His conventional name is derived from the Varrese hypogeum (a rock-cut grave complex) at Canosa di Puglia, which contained several vases painted by him. In total, over 200 known vases are attributed to him. Scholars consider him one of the most important representatives of his period. His influence extended beyond his immediate surroundings and beyond his own phase of activity, as far as the immediate predecessors of the Darius Painter. A quarter of the vases attributed to him, including hydriai, nestorids, loutrophoroi and a large oenochoe are of considerable size. The rest if his work is mainly on bell kraters and pelikes. Although he belongs to the tradition of the Ornate Style, his smaller vessels are often stylistically close to the Plain Style.
His pictorial repertoire is characterised by frequently repeated motifs. Four basic motifs have been identified:
- A naked youth, either standing with one arm covered by a garment, or seated on a folded cloth;
- A standing female figure, both legs clearly visible under her garment, one placed behind the other;
- A clothed woman, one of her feet standing on a higher level than the other, her upper body bent towards that foot, one arm resting on her thigh;
- A seated woman, placing one leg in front of the other.
The Varrese Painter's figures appear serious and sombre, their mouths are small and turned downwards. His women often wear their hair in a knot held by a white band. On his larger vases, especially when depicting funerary naiskoi, he makes copious use of additional colours. His large vessels usually show mythological scenes. His smaller vases usually bear compositions of two or three figures on both sides, often including cloaked youths on the back.

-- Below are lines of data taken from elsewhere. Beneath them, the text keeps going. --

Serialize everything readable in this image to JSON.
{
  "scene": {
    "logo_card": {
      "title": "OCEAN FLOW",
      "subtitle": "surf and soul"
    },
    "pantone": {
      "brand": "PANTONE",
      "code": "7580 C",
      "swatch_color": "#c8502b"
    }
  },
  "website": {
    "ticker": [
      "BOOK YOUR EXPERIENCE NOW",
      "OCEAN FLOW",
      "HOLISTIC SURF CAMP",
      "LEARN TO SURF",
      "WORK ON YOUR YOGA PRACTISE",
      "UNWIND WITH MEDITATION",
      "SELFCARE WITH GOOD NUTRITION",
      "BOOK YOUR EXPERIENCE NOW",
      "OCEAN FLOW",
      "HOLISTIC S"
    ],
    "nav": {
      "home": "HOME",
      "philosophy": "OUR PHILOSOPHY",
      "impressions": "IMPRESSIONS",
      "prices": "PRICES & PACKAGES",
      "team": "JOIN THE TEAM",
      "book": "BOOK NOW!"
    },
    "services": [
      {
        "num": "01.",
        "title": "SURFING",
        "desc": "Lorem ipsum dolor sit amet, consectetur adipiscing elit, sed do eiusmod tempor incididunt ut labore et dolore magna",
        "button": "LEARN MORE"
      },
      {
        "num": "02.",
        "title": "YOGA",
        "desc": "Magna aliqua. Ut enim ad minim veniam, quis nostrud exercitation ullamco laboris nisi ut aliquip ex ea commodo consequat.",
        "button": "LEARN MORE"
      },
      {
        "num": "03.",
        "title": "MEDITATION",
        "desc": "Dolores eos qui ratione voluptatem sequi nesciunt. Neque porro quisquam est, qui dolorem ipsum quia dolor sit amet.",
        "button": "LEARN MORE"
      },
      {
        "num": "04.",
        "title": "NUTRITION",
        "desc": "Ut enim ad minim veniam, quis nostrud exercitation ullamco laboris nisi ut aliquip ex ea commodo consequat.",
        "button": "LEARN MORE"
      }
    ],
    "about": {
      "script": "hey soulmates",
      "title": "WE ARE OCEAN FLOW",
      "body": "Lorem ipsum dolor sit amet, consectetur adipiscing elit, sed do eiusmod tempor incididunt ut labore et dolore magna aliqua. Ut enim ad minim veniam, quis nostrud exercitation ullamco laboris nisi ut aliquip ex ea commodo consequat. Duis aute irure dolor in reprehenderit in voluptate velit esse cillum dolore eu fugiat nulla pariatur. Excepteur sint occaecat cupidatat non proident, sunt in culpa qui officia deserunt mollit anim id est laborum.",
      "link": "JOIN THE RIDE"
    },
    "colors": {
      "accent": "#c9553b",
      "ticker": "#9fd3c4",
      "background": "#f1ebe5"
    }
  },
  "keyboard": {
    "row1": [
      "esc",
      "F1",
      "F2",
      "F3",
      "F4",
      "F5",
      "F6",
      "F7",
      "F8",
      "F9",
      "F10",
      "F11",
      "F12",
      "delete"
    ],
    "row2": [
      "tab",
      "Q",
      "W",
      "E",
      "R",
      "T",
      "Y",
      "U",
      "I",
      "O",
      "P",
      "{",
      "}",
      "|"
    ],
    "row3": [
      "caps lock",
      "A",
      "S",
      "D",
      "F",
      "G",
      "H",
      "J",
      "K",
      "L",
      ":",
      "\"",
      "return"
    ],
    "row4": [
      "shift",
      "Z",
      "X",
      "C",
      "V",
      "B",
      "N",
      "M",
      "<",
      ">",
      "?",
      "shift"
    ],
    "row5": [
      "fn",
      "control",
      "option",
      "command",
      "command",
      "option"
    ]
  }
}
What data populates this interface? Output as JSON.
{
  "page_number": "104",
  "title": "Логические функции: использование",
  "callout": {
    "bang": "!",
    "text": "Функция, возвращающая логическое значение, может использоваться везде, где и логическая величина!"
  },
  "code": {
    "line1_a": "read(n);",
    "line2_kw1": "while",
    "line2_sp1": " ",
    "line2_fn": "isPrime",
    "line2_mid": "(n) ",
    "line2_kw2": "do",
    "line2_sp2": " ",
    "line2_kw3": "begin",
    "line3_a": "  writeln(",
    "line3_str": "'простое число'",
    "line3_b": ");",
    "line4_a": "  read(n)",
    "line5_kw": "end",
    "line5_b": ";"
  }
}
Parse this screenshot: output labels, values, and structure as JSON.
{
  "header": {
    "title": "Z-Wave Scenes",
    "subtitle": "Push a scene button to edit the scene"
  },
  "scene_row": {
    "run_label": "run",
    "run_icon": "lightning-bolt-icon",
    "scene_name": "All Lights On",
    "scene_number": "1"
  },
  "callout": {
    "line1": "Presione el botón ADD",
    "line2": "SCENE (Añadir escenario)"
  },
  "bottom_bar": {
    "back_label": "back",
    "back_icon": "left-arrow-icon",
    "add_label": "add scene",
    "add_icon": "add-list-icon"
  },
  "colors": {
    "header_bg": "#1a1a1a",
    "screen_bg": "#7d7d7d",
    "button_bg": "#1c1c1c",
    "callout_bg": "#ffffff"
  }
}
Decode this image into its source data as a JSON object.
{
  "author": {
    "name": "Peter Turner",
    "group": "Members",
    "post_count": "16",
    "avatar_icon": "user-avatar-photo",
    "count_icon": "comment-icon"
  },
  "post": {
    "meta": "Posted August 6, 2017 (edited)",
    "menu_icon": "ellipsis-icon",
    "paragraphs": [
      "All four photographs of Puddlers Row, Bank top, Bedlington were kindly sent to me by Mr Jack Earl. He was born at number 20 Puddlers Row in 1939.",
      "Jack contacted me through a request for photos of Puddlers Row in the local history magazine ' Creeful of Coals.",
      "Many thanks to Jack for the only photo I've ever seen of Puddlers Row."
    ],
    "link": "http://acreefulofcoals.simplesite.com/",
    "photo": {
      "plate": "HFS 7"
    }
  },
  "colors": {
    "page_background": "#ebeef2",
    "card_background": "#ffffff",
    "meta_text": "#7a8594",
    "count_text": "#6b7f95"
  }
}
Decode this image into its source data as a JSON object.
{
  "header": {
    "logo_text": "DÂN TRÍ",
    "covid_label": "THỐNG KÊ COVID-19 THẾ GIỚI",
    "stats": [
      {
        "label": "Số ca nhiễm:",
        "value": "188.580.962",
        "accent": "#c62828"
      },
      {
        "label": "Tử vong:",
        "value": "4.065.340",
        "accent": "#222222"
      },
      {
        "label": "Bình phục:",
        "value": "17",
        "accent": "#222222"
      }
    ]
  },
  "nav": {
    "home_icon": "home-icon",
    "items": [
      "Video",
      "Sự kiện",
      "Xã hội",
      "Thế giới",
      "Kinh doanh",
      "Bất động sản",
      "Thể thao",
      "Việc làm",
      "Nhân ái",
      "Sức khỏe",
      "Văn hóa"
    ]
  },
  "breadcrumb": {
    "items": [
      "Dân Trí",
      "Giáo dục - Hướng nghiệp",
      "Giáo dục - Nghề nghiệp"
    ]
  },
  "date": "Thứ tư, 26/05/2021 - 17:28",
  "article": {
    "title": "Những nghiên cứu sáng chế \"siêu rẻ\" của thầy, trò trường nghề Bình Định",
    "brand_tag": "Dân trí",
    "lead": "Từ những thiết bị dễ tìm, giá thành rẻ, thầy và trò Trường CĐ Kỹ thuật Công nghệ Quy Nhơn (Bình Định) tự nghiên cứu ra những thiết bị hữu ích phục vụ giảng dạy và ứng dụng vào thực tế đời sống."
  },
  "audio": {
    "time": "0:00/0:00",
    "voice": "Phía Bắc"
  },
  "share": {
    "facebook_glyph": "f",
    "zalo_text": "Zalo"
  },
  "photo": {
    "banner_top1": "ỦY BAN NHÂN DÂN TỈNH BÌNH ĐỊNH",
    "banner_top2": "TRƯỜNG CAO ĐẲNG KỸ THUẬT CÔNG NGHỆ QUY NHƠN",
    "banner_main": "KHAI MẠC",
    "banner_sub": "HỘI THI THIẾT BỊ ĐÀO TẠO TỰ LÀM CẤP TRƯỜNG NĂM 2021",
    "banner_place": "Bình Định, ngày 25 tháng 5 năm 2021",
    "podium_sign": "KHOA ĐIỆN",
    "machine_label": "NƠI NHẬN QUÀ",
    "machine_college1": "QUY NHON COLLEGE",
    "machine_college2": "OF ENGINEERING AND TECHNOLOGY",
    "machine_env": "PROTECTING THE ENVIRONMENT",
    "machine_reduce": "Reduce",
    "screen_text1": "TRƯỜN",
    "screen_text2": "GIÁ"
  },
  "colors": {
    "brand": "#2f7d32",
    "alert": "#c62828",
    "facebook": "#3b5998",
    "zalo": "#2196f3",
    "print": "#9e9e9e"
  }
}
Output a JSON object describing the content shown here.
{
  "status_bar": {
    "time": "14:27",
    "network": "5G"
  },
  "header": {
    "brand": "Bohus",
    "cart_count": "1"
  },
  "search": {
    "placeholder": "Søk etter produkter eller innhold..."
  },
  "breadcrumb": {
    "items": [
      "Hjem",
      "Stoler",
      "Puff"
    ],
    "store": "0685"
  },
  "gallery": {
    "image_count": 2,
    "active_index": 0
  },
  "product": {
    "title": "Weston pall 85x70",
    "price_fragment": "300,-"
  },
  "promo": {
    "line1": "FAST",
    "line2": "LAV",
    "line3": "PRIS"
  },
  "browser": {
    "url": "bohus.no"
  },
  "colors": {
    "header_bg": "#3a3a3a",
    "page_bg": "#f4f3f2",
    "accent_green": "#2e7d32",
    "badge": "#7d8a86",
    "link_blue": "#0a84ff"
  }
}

The Varrese Painter's workshop also employed the Wolfenbüttel Painter; his influence has been noted not only on the predecessors of the Darius Painter, but also on the Ginosa Painter, the Painter of Bari 12061, the Metope Painter, the Painter of Louvre MNB 1148 and the Chamay Painter.